You might think that while all this sounds great in theory, can it work in practice? Well, if you look at my CV on LinkedIn, you’ll see that in the first 5 years of my post-academic career, I held job roles with all of the titles mentioned above. Did I spend 10 years in university just to become a Content Analyst? No … but did the fact that I was willing and able to market myself as someone who could fill a Content Analyst role help me land my first post-academic job, and open up a world of possibilties? Yes it did!

The bottom line here is that unless employers are advertising for a graduate trainee, they will only have vacancies for generic job roles with specific responsibilities. They want someone who fits the job description and who can get started in the business or organisation from day 1, to replace the person who left, or do the same work as someone who already works there and is too busy. In fact a recruiter or Human Resources Officer won’t take any time or trouble to try to understand your letter or CV; it will go straight into the Reject pile unless you come across in a familiar and acceptable way! So the critical first step in marketing yourself is to present yourself as a professional [fill in the blank], and have that role appear after your name on your CV. Choosing one or two roles to focus on in this way is an important psychological step, as well as a practical necessity in securing your first post-academic job.

Once you’ve decided on your shortlist of job roles, it doesn’t mean that you have to spend the rest of your life wearing one of those labels.

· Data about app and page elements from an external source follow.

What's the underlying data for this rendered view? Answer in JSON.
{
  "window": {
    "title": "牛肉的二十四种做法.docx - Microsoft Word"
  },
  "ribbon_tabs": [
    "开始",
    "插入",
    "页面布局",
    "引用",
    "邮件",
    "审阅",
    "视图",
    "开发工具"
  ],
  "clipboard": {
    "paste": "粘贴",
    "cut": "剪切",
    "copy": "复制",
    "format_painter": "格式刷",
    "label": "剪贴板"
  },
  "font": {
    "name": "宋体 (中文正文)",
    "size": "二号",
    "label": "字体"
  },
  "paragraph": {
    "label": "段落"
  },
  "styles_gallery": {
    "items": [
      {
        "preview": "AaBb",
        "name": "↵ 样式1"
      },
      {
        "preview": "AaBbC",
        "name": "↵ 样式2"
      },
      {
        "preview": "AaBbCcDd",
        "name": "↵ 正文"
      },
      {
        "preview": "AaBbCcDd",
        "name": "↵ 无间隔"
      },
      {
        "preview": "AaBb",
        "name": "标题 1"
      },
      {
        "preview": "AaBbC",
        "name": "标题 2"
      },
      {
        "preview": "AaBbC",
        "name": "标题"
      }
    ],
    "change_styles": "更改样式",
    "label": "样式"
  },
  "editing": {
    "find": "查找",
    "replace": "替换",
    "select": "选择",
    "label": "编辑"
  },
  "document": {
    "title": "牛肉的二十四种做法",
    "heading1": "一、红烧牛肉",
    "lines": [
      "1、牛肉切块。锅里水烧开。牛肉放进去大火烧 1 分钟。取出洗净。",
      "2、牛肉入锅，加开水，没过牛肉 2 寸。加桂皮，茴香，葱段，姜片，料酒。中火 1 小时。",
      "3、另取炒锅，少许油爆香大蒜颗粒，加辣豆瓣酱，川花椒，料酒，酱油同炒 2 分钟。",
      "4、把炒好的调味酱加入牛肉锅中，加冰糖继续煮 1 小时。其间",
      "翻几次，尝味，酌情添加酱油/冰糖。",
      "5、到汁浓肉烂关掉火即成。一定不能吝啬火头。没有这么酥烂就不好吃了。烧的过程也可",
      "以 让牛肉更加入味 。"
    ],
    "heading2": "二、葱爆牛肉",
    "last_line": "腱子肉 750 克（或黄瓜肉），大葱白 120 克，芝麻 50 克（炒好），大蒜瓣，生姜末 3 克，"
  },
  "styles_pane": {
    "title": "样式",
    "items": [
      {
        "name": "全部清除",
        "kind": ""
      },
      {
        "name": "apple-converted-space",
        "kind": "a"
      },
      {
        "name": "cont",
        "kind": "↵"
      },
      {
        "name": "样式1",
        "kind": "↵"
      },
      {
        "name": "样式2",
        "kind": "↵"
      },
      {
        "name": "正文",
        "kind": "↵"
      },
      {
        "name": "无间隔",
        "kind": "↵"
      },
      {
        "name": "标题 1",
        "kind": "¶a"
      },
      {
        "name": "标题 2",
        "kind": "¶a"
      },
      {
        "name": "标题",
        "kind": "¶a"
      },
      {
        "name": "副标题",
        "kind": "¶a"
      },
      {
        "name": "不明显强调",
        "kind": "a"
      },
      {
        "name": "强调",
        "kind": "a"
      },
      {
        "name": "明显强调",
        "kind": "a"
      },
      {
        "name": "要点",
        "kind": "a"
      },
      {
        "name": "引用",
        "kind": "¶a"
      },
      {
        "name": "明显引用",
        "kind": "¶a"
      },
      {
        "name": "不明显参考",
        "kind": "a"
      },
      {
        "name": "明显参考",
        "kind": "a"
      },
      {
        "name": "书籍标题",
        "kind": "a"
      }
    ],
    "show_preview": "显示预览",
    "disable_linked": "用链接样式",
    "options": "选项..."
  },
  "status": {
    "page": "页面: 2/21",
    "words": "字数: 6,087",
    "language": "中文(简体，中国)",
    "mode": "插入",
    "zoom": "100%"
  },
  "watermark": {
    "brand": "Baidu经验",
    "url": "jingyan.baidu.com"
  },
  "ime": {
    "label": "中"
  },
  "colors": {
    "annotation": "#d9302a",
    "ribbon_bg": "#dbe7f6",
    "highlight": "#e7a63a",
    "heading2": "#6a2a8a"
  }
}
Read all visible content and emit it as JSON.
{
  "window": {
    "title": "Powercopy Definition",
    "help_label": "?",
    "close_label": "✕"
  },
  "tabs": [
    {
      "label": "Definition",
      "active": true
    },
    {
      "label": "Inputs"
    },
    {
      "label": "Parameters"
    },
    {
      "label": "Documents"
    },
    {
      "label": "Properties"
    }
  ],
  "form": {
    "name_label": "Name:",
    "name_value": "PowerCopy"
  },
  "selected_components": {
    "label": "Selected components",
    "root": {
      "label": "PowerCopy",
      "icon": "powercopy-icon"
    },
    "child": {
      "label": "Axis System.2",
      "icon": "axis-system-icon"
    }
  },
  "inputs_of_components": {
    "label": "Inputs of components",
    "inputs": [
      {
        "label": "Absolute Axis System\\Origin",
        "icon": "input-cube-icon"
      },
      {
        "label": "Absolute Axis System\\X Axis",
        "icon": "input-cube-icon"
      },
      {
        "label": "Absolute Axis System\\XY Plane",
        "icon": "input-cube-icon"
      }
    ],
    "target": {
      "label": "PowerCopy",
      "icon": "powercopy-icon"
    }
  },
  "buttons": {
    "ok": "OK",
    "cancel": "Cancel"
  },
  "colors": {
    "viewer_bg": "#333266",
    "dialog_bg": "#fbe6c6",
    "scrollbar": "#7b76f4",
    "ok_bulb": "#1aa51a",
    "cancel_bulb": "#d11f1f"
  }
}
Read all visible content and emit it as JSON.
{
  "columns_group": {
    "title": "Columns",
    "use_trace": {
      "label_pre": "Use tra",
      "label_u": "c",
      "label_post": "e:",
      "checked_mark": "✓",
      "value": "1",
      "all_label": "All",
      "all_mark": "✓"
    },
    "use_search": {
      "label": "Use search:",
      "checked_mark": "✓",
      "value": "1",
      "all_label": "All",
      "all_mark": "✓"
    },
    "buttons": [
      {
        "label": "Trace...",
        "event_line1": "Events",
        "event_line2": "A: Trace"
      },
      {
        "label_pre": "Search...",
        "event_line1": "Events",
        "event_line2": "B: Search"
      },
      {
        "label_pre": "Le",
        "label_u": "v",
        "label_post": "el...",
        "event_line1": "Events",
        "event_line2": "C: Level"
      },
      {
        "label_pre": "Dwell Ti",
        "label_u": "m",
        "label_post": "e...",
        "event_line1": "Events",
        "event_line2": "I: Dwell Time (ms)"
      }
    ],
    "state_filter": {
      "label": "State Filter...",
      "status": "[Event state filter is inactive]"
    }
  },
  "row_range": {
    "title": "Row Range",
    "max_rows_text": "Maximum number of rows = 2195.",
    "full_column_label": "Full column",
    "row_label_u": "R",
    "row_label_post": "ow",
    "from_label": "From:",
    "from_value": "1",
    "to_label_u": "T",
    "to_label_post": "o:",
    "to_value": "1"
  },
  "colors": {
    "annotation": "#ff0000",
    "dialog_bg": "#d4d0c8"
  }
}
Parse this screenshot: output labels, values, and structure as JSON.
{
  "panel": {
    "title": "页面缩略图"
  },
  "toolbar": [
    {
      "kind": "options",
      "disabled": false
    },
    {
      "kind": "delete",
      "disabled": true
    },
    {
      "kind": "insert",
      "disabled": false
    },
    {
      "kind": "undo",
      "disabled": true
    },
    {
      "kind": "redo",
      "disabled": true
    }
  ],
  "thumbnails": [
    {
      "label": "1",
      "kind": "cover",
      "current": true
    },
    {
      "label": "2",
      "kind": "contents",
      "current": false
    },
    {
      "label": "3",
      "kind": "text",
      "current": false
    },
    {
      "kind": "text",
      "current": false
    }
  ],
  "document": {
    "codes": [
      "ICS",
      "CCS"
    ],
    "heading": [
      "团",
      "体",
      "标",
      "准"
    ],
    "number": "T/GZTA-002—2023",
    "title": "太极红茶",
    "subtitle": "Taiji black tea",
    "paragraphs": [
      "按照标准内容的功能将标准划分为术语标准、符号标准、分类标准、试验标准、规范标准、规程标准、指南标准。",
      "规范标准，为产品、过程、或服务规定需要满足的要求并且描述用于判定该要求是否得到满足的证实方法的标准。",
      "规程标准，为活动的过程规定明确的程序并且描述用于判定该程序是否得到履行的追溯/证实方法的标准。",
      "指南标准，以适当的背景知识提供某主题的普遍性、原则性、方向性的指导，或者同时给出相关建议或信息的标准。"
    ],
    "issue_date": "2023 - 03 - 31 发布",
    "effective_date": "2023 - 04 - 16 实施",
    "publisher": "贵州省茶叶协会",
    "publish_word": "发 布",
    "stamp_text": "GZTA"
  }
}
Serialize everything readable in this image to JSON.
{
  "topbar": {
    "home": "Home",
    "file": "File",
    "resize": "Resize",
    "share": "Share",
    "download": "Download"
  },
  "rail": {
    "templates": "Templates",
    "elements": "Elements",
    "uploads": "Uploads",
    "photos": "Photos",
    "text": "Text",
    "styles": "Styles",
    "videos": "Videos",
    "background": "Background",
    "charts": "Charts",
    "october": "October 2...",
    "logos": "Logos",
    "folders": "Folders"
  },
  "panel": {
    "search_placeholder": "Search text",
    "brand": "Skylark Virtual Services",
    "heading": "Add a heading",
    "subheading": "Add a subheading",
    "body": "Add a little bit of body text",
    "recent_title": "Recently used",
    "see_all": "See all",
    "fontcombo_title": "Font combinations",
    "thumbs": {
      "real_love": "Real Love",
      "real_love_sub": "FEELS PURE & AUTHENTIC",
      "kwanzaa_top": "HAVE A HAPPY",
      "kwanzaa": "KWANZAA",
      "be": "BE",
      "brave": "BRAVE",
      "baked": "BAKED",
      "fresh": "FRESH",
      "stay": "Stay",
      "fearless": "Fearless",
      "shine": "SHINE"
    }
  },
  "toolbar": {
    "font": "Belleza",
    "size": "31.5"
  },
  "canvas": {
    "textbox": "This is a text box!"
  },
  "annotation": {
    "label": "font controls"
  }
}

The point is that the language of job titles is a bridge between skilled people on the one side, and the work that organisations need doing on the other. As a doctoral researcher who has already accomplished so many great things, you can perfectly well walk that bridge without giving up any of your personal integrity. The sooner you can decide upon a type of job, the sooner you can transition out of academia and get on with the rest of your life.

Take action now: After reading this post, take a quiet moment to list seven or eight mainstream job roles that appeal to you. Pick one or two that really stand out. Then take your CV and at the top, next to your name, write a dash and then the job role you’ve chosen. What does that look like? How does it make you feel?

Further reading – choosing your profession

Life after the PhD: 8 inspiring post-PhD interview websites, by Chris
Your job options after a PhD – in a diagram, by Chris
How to search for your ideal job outside academia, by Chris
How to research your target job sector, by Chris
How to find jobs advertised at PhDs, by Chris
How to get help and advice when applying for jobs outside academia, by Chris
Deciding who to work for after the PhD, by Chris
Project Management as a career path for PhDs, by Chris

I came across this great chapter on the subject of ‘Choosing what to do’ in Steve Chandler’s book Wealth Warrior. The restaurant menu analogy which Steve uses neatly emphasises that you have to choose a vocation; for most people, a vocation doesn’t automatically pop into your head! Many thanks to Steve for granting me permission to reproduce the chapter from his book here.

Check out Justin O’Hearn’s inspiring Storify article on PhDs Working Outside Academia. Some great first-hand examples of PhDs who have gone on to pursue careers as professional writers, educators, consultants, strategists and fundraisers.

About Chris

I've made the transition from a PhD in Medieval Studies, into a career in business, consulting and project management. But I want to give something back to the researcher community, and help everyone who's facing the challenge of finding work outside academia. Jobs on Toast is a way for me to share my insights and experience, helping you to make a successful career change. Use my five-step plan to get started right away!

2 thoughts on “‘But I don’t really know what I want to do!’

  1. Dear Chris,

    Another brilliant post! I wish I had access to this a few years ago when I was starting my career! Spot-on on the right choice of professional language to view and communicate one’s qualities, including the skills developed via a PhD. I shall deinitely recommend your blog entries to my PhD students!

    Best,
    Ioanna (University of Warwick)